Gen Zs – those between the ages of 12 and 24 – are heavier listeners of audio than older Americans, according to a newly-released report from Edison Research. They consume 4 hours and 29 minutes of audio per day, which is 19 minutes more than those 25 and older. Yet how they are listening is different than previous generations, demonstrating the need for broadcasters to continue embracing their digital efforts.
“The smartphone is how they find out about trends to how they learn new things. And of course, it's how they consume audio,” said Edison Senior Director of Research Gabriel Soto. “These kids prefer to tap into digital audio sources,” he said during a webinar Wednesday. Edison’s Media Habits of Gen Z found 37% of Gen Zs said they had listened to radio in the past week compared to 60% for older demos. And Gen Zs overall spend 15% of their audio time with radio compared to a 43% share for those over 25, Edison says.
“Digital is much larger among Gen Z,” Soto explained. “It gives this diverse, open-minded group access to content like music that they cannot access on radio.” Edison says Gen Zs spend more than a third (35%) of their audio time listening to streaming audio compared to those age 25 and older whose share of streaming listening is 14%.
In the interviews Edison conducted among Gen Zs, VP Megan Lazovick said they heard some complaints about radio’s ad spotloads and the ability to skip past the commercials on digital streams. “There are options out there and this is a smart generation so they don’t have the tolerance for 14-minute commercial breaks,” she said.
Podcasting has been the growth story for audio in recent years, but among Gen Z, spoken word content remains a distant second to music. Edison says 80% of Gen Z audio listening time is to music versus 74% for older demos. It is likely a reason why more Gen Zs say they listen to AM/FM radio while in the car.
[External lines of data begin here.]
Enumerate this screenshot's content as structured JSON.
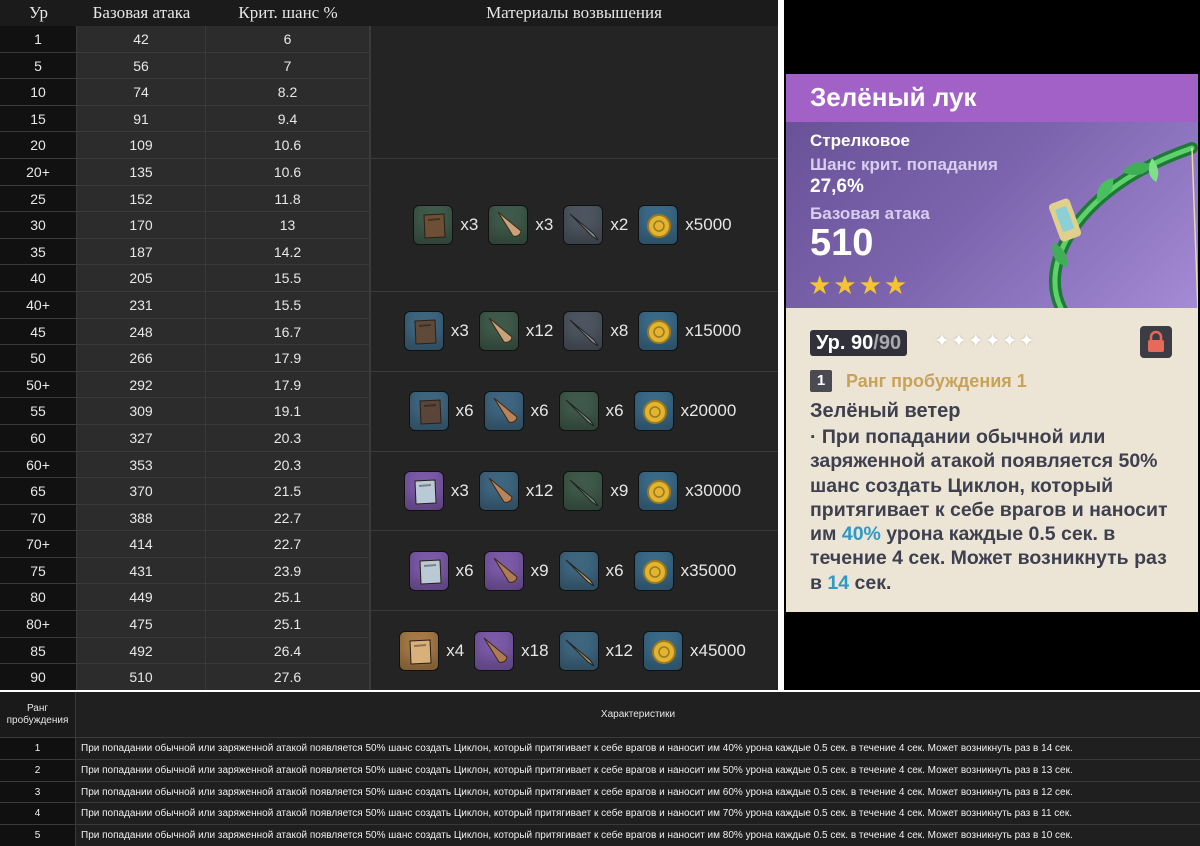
{
  "stats_table": {
    "headers": {
      "level": "Ур",
      "base_atk": "Базовая атака",
      "crit": "Крит. шанс %",
      "materials": "Материалы возвышения"
    },
    "rows": [
      {
        "level": "1",
        "atk": "42",
        "crit": "6"
      },
      {
        "level": "5",
        "atk": "56",
        "crit": "7"
      },
      {
        "level": "10",
        "atk": "74",
        "crit": "8.2"
      },
      {
        "level": "15",
        "atk": "91",
        "crit": "9.4"
      },
      {
        "level": "20",
        "atk": "109",
        "crit": "10.6"
      },
      {
        "level": "20+",
        "atk": "135",
        "crit": "10.6"
      },
      {
        "level": "25",
        "atk": "152",
        "crit": "11.8"
      },
      {
        "level": "30",
        "atk": "170",
        "crit": "13"
      },
      {
        "level": "35",
        "atk": "187",
        "crit": "14.2"
      },
      {
        "level": "40",
        "atk": "205",
        "crit": "15.5"
      },
      {
        "level": "40+",
        "atk": "231",
        "crit": "15.5"
      },
      {
        "level": "45",
        "atk": "248",
        "crit": "16.7"
      },
      {
        "level": "50",
        "atk": "266",
        "crit": "17.9"
      },
      {
        "level": "50+",
        "atk": "292",
        "crit": "17.9"
      },
      {
        "level": "55",
        "atk": "309",
        "crit": "19.1"
      },
      {
        "level": "60",
        "atk": "327",
        "crit": "20.3"
      },
      {
        "level": "60+",
        "atk": "353",
        "crit": "20.3"
      },
      {
        "level": "65",
        "atk": "370",
        "crit": "21.5"
      },
      {
        "level": "70",
        "atk": "388",
        "crit": "22.7"
      },
      {
        "level": "70+",
        "atk": "414",
        "crit": "22.7"
      },
      {
        "level": "75",
        "atk": "431",
        "crit": "23.9"
      },
      {
        "level": "80",
        "atk": "449",
        "crit": "25.1"
      },
      {
        "level": "80+",
        "atk": "475",
        "crit": "25.1"
      },
      {
        "level": "85",
        "atk": "492",
        "crit": "26.4"
      },
      {
        "level": "90",
        "atk": "510",
        "crit": "27.6"
      }
    ],
    "material_groups": [
      {
        "rows": 5,
        "items": []
      },
      {
        "rows": 5,
        "items": [
          {
            "icon": "domain-material-icon",
            "color": "#6d4f35",
            "bg": "#3f5a4a",
            "count": "x3"
          },
          {
            "icon": "horn-material-icon",
            "color": "#c9a27a",
            "bg": "#3f5a4a",
            "count": "x3"
          },
          {
            "icon": "arrowhead-material-icon",
            "color": "#8f8f8f",
            "bg": "#4d5560",
            "count": "x2"
          },
          {
            "icon": "mora-coin-icon",
            "color": "#e3b431",
            "bg": "#3a6a88",
            "count": "x5000"
          }
        ]
      },
      {
        "rows": 3,
        "items": [
          {
            "icon": "domain-material-icon",
            "color": "#5f4a3a",
            "bg": "#3f6680",
            "count": "x3"
          },
          {
            "icon": "horn-material-icon",
            "color": "#c9a27a",
            "bg": "#3f5a4a",
            "count": "x12"
          },
          {
            "icon": "arrowhead-material-icon",
            "color": "#8f8f8f",
            "bg": "#4d5560",
            "count": "x8"
          },
          {
            "icon": "mora-coin-icon",
            "color": "#e3b431",
            "bg": "#3a6a88",
            "count": "x15000"
          }
        ]
      },
      {
        "rows": 3,
        "items": [
          {
            "icon": "domain-material-icon",
            "color": "#5a4638",
            "bg": "#3f6680",
            "count": "x6"
          },
          {
            "icon": "horn-material-icon",
            "color": "#b88458",
            "bg": "#3f6680",
            "count": "x6"
          },
          {
            "icon": "arrowhead-material-icon",
            "color": "#7d8a86",
            "bg": "#3f5a4a",
            "count": "x6"
          },
          {
            "icon": "mora-coin-icon",
            "color": "#e3b431",
            "bg": "#3a6a88",
            "count": "x20000"
          }
        ]
      },
      {
        "rows": 3,
        "items": [
          {
            "icon": "domain-material-icon",
            "color": "#b9c9d6",
            "bg": "#7b5aa8",
            "count": "x3"
          },
          {
            "icon": "horn-material-icon",
            "color": "#b88458",
            "bg": "#3f6680",
            "count": "x12"
          },
          {
            "icon": "arrowhead-material-icon",
            "color": "#6f8a7a",
            "bg": "#3f5a4a",
            "count": "x9"
          },
          {
            "icon": "mora-coin-icon",
            "color": "#e3b431",
            "bg": "#3a6a88",
            "count": "x30000"
          }
        ]
      },
      {
        "rows": 3,
        "items": [
          {
            "icon": "domain-material-icon",
            "color": "#b9c9d6",
            "bg": "#7b5aa8",
            "count": "x6"
          },
          {
            "icon": "horn-material-icon",
            "color": "#b07a52",
            "bg": "#7b5aa8",
            "count": "x9"
          },
          {
            "icon": "arrowhead-material-icon",
            "color": "#c9a85a",
            "bg": "#3f6680",
            "count": "x6"
          },
          {
            "icon": "mora-coin-icon",
            "color": "#e3b431",
            "bg": "#3a6a88",
            "count": "x35000"
          }
        ]
      },
      {
        "rows": 3,
        "items": [
          {
            "icon": "domain-material-icon",
            "color": "#d9b07a",
            "bg": "#a57a46",
            "count": "x4"
          },
          {
            "icon": "horn-material-icon",
            "color": "#b07a52",
            "bg": "#7b5aa8",
            "count": "x18"
          },
          {
            "icon": "arrowhead-material-icon",
            "color": "#a88f5a",
            "bg": "#3f6680",
            "count": "x12"
          },
          {
            "icon": "mora-coin-icon",
            "color": "#e3b431",
            "bg": "#3a6a88",
            "count": "x45000"
          }
        ]
      }
    ]
  },
  "card": {
    "name": "Зелёный лук",
    "type": "Стрелковое",
    "crit_label": "Шанс крит. попадания",
    "crit_value": "27,6%",
    "atk_label": "Базовая атака",
    "atk_value": "510",
    "stars": "★★★★",
    "level_label": "Ур. 90",
    "level_max": "/90",
    "ascension_stars": "✦✦✦✦✦✦",
    "refine_num": "1",
    "refine_label": "Ранг пробуждения 1",
    "effect_title": "Зелёный ветер",
    "effect_desc": {
      "p1": "· При попадании обычной или заряженной атакой появляется 50% шанс создать Циклон, который притягивает к себе врагов и наносит им ",
      "hl1": "40%",
      "p2": " урона каждые 0.5 сек. в течение 4 сек. Может возникнуть раз в ",
      "hl2": "14",
      "p3": " сек."
    },
    "colors": {
      "title_bar": "#a261c6",
      "rarity_star": "#f5c531",
      "highlight": "#2f99c6",
      "refine_label": "#c9a25a"
    }
  },
  "refinement_table": {
    "header_rank": "Ранг пробуждения",
    "header_desc": "Характеристики",
    "rows": [
      {
        "rank": "1",
        "text": "При попадании обычной или заряженной атакой появляется 50% шанс создать Циклон, который притягивает к себе врагов и наносит им 40% урона каждые 0.5 сек. в течение 4 сек. Может возникнуть раз в 14 сек."
      },
      {
        "rank": "2",
        "text": "При попадании обычной или заряженной атакой появляется 50% шанс создать Циклон, который притягивает к себе врагов и наносит им 50% урона каждые 0.5 сек. в течение 4 сек. Может возникнуть раз в 13 сек."
      },
      {
        "rank": "3",
        "text": "При попадании обычной или заряженной атакой появляется 50% шанс создать Циклон, который притягивает к себе врагов и наносит им 60% урона каждые 0.5 сек. в течение 4 сек. Может возникнуть раз в 12 сек."
      },
      {
        "rank": "4",
        "text": "При попадании обычной или заряженной атакой появляется 50% шанс создать Циклон, который притягивает к себе врагов и наносит им 70% урона каждые 0.5 сек. в течение 4 сек. Может возникнуть раз в 11 сек."
      },
      {
        "rank": "5",
        "text": "При попадании обычной или заряженной атакой появляется 50% шанс создать Циклон, который притягивает к себе врагов и наносит им 80% урона каждые 0.5 сек. в течение 4 сек. Может возникнуть раз в 10 сек."
      }
    ]
  }
}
In that environment, four in ten said they consume broadcast radio.
“Other than the smartphone, music is another driving force behind the time Gen Z spends with audio, so music is a great way to appeal to this generation, especially if it involves hip-hop and R&B. They also over-index on top 40 and alternative rock,” Soto said.
Eight In Ten Say Radio Is ‘Cool’
Teens and young adults can be brutal critics, with media and content trends sweeping into style one day only to fall out of fashion the next. Gen Zs are not all that different, but their free-to-be-you attitude could work in media’s favor.
The number of those surveyed who reported they listen to AM/FM radio may not be as high as most broadcasters would like to see it, but eight in ten Gen Zs label radio as “cool.” That compares to 70% that said YouTube is “cool” or 60% who said the same about podcasting. Yet other than a few things – like TikTok dances or brands posting online like they are real people – Lazovick said Gen Zs label most things as cool.
“The general feedback was, it might not be my thing, but if it's yours, and it makes you happy, then cool,” Lazovick said. “This speaks to how open minded this generation is. They're not quick to dismiss something unless they sense that it's harmful or fake.”
Podcasts Listening Higher, Especially In-Car
Podcasts have been a driving force behind the audio renaissance in recent years, and that’s meant that young listeners are no longer aging into talk radio – they’re picking up the spoken word habit earlier. Seven percent of Gen Z’s audio time is already going to podcasts, per Edison.
“Friends and family are the most popular way for podcast listeners older than 25 to discover podcasts, while among 18 to 24 year olds, the most popular form of discovery is by searching YouTube,” Soto said.
Social media is still a very important tool too since Gen Z is a big user. Edison says 93% of Gen Zs report using social media. Three-quarters use Instagram, the leader among this demo, followed by TikTok (69%) and Snapchat (59%).
For creators looking to connect with Gen Z on social media, Lazovick said the best content is “all about sharing.” Topics this age group is most likely to be sharing include personal photos, memes, music, shopping, sports and video game references.
“Make sure the content that can help Gen Z understand the world is available to them in their own world,” Lazovick said. “If you produce audio content, are you also on TikTok? Is your content accessible on smart speakers and other emerging digital devices or platforms? Is it accessible in a way that makes it easy for them to share with each other?”
Download the full Media Habits of Gen Z report HERE.